The Sochi 2014 Winter Olympic torch was lit in ancient Olympia on Sunday (September 29), heralding the start of what will be the longest torch relay for any Winter Games, including a trip to space.
The Black Sea resort of Sochi, the first Russian city to stage a Winter Olympics, will receive the flame on Oct. 5 after a short relay in Greece, to kick off a 123-day odyssey culminating at the opening ceremony on Feb. 7.
Russian President Vladimir Putin is eager to deliver a "brilliant" Games to showcase how far Russia has come since the collapse of the Soviet Union in 1991.

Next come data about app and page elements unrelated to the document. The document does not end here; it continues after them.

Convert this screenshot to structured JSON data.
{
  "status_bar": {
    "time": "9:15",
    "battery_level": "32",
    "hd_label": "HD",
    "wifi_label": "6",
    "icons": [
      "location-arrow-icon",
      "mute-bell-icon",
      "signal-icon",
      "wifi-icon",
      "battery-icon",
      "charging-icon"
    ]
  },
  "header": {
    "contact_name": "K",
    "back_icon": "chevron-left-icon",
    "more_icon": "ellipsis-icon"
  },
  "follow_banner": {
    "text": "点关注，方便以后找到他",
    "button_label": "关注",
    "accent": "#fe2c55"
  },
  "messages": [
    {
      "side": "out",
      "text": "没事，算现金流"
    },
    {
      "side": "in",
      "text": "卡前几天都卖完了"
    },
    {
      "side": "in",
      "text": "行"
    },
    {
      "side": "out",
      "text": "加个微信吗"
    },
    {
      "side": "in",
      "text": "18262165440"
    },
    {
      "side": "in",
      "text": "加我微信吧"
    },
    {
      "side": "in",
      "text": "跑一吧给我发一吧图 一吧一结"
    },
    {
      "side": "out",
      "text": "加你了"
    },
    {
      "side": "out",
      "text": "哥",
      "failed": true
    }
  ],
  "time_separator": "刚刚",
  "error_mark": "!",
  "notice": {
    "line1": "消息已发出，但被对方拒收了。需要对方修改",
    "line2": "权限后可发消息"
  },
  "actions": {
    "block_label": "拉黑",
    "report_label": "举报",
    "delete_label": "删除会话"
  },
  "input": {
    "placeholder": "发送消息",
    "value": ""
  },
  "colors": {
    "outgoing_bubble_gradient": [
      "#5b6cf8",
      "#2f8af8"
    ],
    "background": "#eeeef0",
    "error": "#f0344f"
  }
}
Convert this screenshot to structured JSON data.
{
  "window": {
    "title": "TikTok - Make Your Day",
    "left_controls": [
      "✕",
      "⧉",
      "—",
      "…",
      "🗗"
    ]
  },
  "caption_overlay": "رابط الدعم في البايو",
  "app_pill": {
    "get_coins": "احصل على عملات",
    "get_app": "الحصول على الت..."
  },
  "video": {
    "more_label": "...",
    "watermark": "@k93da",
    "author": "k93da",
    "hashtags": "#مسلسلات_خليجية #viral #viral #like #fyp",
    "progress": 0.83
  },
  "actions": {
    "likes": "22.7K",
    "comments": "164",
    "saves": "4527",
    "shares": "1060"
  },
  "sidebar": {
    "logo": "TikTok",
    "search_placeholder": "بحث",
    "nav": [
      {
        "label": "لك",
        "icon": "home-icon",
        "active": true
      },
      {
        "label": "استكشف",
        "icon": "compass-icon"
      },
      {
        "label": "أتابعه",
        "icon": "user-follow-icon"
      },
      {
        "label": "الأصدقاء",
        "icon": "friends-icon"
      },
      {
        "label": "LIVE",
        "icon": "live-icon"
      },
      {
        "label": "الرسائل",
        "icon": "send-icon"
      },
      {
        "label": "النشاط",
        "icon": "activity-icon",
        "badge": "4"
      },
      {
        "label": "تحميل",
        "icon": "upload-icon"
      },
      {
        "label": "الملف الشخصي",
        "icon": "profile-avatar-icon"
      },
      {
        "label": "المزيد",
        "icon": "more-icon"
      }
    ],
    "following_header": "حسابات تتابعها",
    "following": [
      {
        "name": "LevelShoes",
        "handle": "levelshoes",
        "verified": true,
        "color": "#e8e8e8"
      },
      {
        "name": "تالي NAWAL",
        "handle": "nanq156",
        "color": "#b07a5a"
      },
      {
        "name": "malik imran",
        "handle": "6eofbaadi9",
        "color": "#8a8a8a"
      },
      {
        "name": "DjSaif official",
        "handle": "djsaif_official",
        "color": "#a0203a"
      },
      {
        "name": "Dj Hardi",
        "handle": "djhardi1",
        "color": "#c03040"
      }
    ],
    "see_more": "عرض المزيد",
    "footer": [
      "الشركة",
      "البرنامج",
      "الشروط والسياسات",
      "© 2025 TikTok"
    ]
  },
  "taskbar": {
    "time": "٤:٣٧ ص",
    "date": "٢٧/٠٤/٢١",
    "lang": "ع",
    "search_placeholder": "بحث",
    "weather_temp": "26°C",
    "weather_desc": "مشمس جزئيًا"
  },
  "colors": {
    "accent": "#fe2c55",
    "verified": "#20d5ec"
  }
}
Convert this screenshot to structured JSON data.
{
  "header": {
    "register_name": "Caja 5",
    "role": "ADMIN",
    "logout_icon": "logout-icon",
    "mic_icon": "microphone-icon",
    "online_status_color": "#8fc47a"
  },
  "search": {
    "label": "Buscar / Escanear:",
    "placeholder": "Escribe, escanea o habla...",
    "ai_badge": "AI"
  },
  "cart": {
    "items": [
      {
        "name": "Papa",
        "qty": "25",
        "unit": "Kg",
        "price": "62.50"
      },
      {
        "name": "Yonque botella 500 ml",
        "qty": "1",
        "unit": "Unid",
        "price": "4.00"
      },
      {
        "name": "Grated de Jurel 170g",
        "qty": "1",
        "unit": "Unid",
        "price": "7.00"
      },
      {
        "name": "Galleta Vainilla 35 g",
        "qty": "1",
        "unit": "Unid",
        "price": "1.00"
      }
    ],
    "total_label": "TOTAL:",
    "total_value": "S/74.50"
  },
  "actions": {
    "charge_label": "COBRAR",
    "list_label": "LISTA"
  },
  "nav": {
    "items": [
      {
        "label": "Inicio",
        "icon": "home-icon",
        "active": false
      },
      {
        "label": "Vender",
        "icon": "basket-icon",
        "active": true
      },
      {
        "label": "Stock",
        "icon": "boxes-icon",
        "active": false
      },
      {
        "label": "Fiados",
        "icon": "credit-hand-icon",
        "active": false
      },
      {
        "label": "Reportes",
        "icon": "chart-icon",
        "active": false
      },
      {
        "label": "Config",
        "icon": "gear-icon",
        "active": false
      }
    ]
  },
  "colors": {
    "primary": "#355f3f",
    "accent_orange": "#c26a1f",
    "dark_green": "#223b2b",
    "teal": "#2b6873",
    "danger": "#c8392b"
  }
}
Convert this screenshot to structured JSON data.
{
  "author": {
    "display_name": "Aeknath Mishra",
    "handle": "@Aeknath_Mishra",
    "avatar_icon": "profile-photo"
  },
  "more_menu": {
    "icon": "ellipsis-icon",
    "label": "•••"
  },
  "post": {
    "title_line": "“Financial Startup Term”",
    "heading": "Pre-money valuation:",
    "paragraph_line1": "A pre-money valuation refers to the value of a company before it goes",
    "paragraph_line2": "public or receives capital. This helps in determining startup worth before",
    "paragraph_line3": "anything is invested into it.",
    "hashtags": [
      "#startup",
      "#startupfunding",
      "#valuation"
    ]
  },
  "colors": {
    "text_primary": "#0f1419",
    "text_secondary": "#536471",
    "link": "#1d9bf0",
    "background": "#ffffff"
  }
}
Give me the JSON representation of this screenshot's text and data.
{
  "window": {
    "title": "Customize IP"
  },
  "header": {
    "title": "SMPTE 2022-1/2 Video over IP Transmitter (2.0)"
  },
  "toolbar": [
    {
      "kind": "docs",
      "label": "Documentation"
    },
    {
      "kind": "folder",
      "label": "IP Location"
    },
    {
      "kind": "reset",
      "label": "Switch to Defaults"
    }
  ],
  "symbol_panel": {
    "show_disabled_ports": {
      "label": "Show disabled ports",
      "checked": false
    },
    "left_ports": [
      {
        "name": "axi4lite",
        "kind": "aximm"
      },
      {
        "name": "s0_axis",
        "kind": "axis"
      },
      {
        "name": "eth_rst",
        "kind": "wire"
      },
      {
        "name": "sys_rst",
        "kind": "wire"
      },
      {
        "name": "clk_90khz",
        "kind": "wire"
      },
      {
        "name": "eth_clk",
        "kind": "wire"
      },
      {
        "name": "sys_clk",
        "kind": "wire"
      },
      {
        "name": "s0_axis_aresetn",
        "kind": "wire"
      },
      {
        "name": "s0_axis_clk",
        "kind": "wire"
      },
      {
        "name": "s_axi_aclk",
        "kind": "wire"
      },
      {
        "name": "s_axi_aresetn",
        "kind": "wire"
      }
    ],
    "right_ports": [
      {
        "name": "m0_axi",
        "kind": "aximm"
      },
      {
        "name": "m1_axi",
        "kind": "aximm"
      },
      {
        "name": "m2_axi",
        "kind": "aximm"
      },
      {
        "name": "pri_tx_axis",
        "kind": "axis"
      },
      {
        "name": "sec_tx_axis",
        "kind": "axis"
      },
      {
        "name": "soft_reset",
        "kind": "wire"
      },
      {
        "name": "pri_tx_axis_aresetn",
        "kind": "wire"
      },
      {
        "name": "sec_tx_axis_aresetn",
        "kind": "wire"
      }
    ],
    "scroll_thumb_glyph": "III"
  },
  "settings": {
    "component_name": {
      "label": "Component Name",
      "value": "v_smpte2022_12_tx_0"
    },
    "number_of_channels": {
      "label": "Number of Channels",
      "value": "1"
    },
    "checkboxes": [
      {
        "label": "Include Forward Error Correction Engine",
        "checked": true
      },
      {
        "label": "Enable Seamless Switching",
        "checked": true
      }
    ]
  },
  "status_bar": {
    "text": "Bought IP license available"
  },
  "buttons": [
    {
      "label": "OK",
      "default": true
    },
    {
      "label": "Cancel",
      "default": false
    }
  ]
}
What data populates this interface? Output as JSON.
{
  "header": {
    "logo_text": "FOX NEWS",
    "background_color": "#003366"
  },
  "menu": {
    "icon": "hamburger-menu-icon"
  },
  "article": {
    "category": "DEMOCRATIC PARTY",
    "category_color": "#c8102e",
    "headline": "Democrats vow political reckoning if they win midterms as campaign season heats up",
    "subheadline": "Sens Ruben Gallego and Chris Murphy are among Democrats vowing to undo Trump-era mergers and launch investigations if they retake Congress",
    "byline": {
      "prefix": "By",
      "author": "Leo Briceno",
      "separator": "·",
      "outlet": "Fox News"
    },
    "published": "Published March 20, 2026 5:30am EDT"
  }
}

New International Olympic Committee President Thomas Bach addressed the guests on his first official assignment since succeeeding Jacques Rogge.
"A combination of very fortunate circumstances and Greece has made it possible for me to choose ancient Olympia as the destination for my first official trip as president of the IOC," the German said.
"The Olympic torch relay will be a messenger for the Olympic values of excellent friendship and respect without any form of discrimination.
"Just as in ancient Greece, the Olympic Games cannot directly settle politcal problems or secure lasting peace between peoples. The Olympic flame thus reminds us to be aware of our own Olympic limits but it reminds us also to use the strength of our values and symbols for the positive development of global human society," Bach added.
Russia has been under mounting criticism over a new anti-gay propaganda law seen by critics as repressive while security in the city near the volatile North Caucasus region is also a concern.
On a hot autumn day, actress Ino Menegaki, playing the high priestess, lit the torch in seconds as the sun's rays bounced off a concave mirror at the birthplace of the ancient Olympics, a ritual first established for the 1936 Berlin Olympics.
After leaving Greece, the flame will travel to outer space, the bottom of Lake Baikal, the North Pole and Europe's highest peak in the mammoth run across the vast country, carried by a record 14,000 torch-bearers.
Ice hockey player Alexander Ovechkin was the first Russian to run with the torch after Greek Alpine skier Giannis Antoniou kicked off the relay.
It will eventually travel across 83 regions in Russia and 2,900 settlements on its 65,000-kilometre route through and around the world's largest country.